"Robert would come off the road and Robert would not show nobody nothing. Robert was secretive," Lockwood says. "He was scared to death of me. I didn't have to do nothing but see him do it and I could play what he could play and that much more."
There's a story of Johnson taking his young protégé down to Clarksdale, Mississippi, each one playing on separate sides of the Sunflower River. When it was time to go, Johnson had 80 cents more than Lockwood. The people were confused: Which one was Robert Johnson?

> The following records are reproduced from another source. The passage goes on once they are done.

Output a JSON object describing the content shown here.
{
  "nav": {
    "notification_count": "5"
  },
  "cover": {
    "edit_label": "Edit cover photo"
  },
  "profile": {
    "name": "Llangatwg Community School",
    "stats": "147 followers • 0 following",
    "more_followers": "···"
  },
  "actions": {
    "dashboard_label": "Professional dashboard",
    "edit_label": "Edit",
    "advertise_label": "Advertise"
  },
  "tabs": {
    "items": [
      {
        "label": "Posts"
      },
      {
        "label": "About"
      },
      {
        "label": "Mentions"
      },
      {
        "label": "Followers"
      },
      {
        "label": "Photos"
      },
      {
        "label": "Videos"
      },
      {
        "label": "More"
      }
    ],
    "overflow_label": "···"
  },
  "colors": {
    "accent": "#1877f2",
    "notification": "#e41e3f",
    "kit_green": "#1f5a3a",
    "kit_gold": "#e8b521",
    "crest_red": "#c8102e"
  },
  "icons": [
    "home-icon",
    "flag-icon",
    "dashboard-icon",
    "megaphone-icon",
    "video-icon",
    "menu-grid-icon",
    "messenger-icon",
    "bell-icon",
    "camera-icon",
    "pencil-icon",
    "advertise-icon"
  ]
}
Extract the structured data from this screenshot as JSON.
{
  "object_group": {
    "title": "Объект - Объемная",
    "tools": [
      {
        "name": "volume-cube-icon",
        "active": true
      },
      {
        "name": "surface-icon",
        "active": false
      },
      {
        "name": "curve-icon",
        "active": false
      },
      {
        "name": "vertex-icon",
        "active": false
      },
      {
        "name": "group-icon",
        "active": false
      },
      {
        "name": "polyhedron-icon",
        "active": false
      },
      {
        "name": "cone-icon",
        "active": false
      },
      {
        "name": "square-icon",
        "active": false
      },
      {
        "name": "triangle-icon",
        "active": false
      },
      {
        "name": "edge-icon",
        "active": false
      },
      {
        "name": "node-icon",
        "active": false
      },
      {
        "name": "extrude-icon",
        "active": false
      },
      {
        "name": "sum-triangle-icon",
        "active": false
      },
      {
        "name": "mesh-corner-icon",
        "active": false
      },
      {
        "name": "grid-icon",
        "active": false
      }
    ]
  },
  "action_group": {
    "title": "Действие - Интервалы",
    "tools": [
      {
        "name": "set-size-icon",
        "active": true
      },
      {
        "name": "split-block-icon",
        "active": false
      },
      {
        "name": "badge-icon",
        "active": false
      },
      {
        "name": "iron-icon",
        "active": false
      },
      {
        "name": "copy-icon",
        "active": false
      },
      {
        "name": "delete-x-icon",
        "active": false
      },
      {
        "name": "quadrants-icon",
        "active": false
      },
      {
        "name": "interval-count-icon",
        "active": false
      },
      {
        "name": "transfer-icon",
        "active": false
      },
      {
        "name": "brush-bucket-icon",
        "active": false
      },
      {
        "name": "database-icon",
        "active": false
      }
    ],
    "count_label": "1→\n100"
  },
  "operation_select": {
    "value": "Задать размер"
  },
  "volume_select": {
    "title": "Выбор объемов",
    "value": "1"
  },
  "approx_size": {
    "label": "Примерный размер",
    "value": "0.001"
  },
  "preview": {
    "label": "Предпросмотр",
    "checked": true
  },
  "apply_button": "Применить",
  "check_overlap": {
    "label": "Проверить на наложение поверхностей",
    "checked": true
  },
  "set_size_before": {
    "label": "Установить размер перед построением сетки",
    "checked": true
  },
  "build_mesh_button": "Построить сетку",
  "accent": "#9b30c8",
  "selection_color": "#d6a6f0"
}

"He went to play one time and took me, but he pretended he was bad drunk, and I had to fill in," says Lockwood, bravado and recollection untouched by time. "He wasn't drunk. He was testing me. Like I say, I scared him."
After Johnson's death in 1938, Lockwood joined forces with harmonica player Sonny Boy Williamson, and the two became the first and regular act on the legendary King Biscuit Time radio program on KFFA out of Helena. It was also around this time that Lockwood picked up an electric guitar, one of the first bluesmen to do so, and he was the first electric blues guitarist to be broadcast live.
"Me and Sonny Boy started King Biscuit Time, and I left because me and one of the stockholders wasn't gettin' along too good," Lockwood says. "But I stayed on the station and started working for another company. That's what I done when I put my band together, an all-jazz outfit, working for Mother's Best Flour Co."
Even though Lockwood can still play in the bone-chilling Johnson style whenever he chooses, his technical mastery of the guitar made his move to a jazzier sound a relatively easy and logical step. But for Lockwood, it was more an issue of expediency over experimentation.
"I played ten years like Robert Johnson," Lockwood says. "My first band I got was a bunch of guys that didn't play nothing but jazz. But I had a name, and I had a record out. So I had to learn how to play jazz to keep the band."
After moving to Chicago in 1950, Lockwood became the session man for Chess Records throughout the decade, recording with the biggest Chicago blues acts during that era's heyday. But it wasn't until 1970 that Lockwood recorded his first solo album, with only a handful of albums since.
"Well, I really don't like playing by myself," Lockwood explains. "I really prefer working with a band. But I was taught to play by myself by Robert Johnson, so I can do it if I want to."
And even though Lockwood has been playing and contributing to the blues for 72 years, it's only been in the past 20 that he's started to get his due. Since 1980, he's received seven W.C. Handy Awards, a National Heritage Fellowship Award, and two honorary doctorate degrees and been inducted into the Blues Hall of Fame.
But for all that the blues has contributed to modern music in this country, from Robert Johnson on down, blues musicians still find it hard to earn a living on the fringes of the music industry.